* [WHAT TO DO] Your job is to copy the lines from the material that include "Beard".

* [EXTRACTED MATERIAL]
--
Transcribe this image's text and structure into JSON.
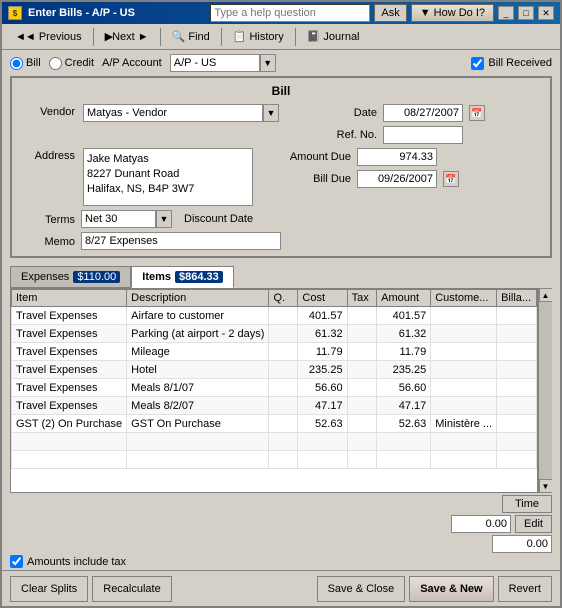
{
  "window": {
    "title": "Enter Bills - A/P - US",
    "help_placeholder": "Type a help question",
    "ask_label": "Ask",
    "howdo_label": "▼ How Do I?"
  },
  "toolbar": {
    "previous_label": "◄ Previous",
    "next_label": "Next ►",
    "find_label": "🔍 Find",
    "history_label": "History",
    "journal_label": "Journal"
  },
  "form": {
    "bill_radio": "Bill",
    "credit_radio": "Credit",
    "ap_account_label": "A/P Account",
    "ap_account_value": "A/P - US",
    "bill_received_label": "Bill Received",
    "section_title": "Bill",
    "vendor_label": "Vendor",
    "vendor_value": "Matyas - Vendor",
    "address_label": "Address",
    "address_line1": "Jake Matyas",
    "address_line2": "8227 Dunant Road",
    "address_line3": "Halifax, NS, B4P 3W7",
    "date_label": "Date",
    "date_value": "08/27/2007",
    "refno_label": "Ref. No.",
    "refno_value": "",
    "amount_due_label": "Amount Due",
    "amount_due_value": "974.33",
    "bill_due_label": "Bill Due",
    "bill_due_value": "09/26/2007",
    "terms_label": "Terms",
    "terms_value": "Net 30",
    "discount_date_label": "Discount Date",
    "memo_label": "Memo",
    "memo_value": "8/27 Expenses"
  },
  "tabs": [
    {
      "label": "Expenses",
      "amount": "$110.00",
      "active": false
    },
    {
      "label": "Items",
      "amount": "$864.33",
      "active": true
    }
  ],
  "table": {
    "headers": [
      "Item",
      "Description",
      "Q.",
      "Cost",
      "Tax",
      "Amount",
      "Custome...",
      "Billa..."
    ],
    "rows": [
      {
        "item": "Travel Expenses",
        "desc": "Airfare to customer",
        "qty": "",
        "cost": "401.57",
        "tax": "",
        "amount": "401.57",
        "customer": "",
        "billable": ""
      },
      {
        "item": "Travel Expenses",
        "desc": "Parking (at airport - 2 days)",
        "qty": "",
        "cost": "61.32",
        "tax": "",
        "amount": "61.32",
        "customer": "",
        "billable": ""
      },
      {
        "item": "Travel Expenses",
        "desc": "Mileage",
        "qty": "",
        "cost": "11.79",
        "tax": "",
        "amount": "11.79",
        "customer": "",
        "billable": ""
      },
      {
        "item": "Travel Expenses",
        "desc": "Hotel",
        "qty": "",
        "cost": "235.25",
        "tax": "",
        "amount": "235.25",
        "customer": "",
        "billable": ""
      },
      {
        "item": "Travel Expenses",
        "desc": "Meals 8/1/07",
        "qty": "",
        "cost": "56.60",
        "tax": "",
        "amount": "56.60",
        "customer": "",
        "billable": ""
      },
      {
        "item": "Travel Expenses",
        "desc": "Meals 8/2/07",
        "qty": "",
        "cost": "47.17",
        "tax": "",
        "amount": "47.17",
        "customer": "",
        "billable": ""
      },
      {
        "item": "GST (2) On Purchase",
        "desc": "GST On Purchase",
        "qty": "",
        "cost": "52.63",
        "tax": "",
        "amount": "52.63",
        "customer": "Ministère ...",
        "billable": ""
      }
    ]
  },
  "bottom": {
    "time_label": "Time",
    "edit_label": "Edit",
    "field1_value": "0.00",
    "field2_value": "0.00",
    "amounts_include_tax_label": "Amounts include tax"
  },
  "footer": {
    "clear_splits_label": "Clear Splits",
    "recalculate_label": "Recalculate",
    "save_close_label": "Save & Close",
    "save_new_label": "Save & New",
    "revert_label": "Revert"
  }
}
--
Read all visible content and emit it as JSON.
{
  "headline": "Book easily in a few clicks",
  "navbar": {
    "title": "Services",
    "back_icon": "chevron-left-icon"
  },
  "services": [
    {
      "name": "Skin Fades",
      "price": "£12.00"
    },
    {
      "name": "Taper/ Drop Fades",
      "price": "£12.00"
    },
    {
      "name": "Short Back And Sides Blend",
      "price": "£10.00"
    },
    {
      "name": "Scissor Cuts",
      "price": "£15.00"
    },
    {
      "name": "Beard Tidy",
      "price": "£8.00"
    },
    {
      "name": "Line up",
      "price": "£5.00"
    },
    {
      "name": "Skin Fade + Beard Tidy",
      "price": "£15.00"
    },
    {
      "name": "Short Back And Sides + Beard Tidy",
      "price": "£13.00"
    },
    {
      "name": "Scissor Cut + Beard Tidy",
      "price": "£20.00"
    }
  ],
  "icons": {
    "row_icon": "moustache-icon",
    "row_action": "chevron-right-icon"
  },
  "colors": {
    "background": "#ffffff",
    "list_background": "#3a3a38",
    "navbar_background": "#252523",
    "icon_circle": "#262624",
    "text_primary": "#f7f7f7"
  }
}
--
* [RESPONSE]
      "name": "Beard Tidy",
      "name": "Skin Fade + Beard Tidy",
      "name": "Short Back And Sides + Beard Tidy",
      "name": "Scissor Cut + Beard Tidy",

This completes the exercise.